High school principals were required to file annual reports with the North Carolina State Department of Public Instruction. In 1941, Edward M. Barnes filed this report for Charles H. Darden Hugh School.
The school year was 180 days long and ran from 5 September 1940 to 27 May 1941. (Compare Elm City Colored School, and Williamson High School, rural schools that only had 120-day terms.) Thirteen teachers taught at Darden — seven women and six men. These thirteen taught 331 children — 119 boys and 212 girls — in grades eight through eleven. All grades, including elementary, were housed in one building, which had restrooms, a principal’s office, a library, an auditorium, and a lunchroom.
The high school offered classes in English, general mathematics, geometry, civics, citizenship, world history, American history, Negro history, sociology, geography, general science, chemistry, biology, vocational guidance, and home economics.
The school day was divided into eight periods between 8:30 and 3:25. Lunch was at 12:15. The teachers were Rosa L. Williams, Arnold G. Walker, Cora Miller Washington, James F. Robinson, M.J. Cooper, P.K. Spellman, Spencer J. Satchell, Dolores L. Hines, John M. Miller Jr., Carl W. Hines, E.H. Foster, Marian H. Miller, and Randall R. James.
All the teachers were college graduates, and most had significant experience.
The school had no dedicated science laboratory space, but did have lab equipment, and had numerous maps and globes. It published a newspaper, The Trojan Journal, and sponsored boys and girls glee clubs, a Verse Choir, and student patrol.
The school graduated 27 students in the Class of 1941.

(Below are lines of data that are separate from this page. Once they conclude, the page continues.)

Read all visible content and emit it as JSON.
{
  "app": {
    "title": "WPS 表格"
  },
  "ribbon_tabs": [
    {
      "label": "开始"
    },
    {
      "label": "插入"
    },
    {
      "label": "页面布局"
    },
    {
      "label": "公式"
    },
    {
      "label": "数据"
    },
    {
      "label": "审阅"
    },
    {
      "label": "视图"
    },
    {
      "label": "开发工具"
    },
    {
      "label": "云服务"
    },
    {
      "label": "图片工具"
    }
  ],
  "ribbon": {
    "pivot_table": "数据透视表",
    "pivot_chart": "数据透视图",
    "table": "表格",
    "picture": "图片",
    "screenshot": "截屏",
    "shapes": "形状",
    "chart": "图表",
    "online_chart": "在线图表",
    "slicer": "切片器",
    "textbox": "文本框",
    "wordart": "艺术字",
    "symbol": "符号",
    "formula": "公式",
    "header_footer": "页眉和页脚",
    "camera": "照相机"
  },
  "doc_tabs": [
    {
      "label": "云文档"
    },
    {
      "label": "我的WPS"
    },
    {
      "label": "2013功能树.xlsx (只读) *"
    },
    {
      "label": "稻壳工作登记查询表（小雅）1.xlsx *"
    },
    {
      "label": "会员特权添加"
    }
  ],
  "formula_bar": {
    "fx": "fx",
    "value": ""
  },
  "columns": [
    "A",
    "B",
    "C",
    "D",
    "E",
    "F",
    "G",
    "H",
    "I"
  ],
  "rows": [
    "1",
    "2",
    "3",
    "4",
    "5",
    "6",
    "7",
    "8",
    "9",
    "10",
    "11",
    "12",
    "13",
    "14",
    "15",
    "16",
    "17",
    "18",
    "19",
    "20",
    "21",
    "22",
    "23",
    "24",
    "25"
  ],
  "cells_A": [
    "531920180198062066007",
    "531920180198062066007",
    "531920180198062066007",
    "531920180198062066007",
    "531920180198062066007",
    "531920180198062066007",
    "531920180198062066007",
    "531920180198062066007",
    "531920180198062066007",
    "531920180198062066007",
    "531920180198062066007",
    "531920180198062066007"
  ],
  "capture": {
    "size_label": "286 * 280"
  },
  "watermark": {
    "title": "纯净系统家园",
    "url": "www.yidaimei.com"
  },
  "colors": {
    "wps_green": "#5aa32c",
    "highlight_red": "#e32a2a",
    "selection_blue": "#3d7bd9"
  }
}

High School Principals’ Annual Reports, 1940-1941, Wayne County to Wilson County; North Carolina Digital Collection, digital.ncdcr.gov.